And so the brown rice versus white rice continues in the house. With Speedy still declaring war against the not-so-smooth-and-creamy texture and mouthfeel of brown rice, the girls are just as insistent that it is healthier and they like it better. I’m the referee — when the girls aren’t home, I cook white rice; when they are home, I cook brown rice. That’s about the best arrangement that I can manage. It is just too impractical to cook both white and brown rice when everyone is home.
Now, we have this practice of feeding a sick family member anything he asks for except what the doctor specifically disallows. When Alex got sick, she asked for congee among other things. Because she is one-half of the pro-brown rice movement at home, I automatically cooked congee using brown rice.
In theory, of course, I knew that brown rice or white rice, if rice is cooked with more water than the grains can absorb, the result would be congee. In practice, I had never cooked congee with brown rice before.
What happened? Well, congee happened. But let me describe it.
Congee cooked with brown rice is just like congee cooked with white rice except for one thing — the mouthfeel is different.
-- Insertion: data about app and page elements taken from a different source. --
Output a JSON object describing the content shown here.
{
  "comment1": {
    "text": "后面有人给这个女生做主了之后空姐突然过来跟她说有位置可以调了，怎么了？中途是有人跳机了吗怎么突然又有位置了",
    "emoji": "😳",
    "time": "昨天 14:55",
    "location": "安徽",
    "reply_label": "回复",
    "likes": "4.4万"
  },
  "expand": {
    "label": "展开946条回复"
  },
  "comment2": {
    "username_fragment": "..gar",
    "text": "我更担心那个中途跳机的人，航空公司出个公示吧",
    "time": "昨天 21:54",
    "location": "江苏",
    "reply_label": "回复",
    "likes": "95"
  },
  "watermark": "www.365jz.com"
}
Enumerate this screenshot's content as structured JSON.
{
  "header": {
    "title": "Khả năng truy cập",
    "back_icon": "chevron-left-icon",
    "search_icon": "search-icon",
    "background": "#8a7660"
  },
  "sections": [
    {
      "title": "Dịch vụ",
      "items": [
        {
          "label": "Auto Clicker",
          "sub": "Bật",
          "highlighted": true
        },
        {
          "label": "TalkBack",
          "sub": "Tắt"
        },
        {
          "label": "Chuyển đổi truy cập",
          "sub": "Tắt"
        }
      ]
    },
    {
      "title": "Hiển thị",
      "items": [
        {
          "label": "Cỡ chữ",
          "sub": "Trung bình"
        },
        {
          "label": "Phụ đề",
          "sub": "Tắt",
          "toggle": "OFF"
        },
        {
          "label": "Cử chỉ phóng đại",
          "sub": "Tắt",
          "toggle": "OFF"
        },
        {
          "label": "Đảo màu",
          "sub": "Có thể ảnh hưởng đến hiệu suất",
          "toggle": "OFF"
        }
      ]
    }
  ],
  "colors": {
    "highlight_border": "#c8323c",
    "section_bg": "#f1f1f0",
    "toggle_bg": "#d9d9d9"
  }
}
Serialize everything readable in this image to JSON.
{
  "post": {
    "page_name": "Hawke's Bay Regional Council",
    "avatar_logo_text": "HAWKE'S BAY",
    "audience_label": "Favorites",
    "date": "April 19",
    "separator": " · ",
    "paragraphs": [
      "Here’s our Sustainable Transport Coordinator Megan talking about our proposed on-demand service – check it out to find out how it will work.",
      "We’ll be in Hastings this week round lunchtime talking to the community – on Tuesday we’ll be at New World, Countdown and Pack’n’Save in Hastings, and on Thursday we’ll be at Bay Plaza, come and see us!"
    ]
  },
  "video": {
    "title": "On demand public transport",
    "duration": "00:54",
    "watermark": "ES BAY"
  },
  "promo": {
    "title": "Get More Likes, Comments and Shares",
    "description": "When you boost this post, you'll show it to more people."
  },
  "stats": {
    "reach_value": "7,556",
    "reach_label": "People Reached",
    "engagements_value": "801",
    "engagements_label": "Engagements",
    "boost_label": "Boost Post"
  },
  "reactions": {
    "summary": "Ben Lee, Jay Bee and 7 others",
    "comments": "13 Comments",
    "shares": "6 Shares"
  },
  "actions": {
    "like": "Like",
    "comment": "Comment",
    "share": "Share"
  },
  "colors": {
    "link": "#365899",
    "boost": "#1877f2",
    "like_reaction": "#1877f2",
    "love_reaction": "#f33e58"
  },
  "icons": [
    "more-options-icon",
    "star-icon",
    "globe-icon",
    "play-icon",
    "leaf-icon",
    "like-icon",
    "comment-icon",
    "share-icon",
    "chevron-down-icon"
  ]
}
There is still that distinct texture that comes from the bran and the germ both of which have been removed from white rice. Other than that, congee cooked with brown rice is delicious.
Is the cooking method different? No, but there is an added step in the preparation. I soaked the brown rice prior to cooking. I placed the (rinsed and drained) brown rice in a bowl, added enough water to cover then let the grains soak (in the fridge) for several hours.
While the rice was soaking, I simmered a whole chicken with aromatics (onion, garlic, ginger, pepper and a bay leaf) and salt in a pot. Then, I strained the broth and cooked the rice in it. The aromatics were discarded, the chicken meat was shredded and added to the rice when it was almost done.
And that is congee cooked with brown rice.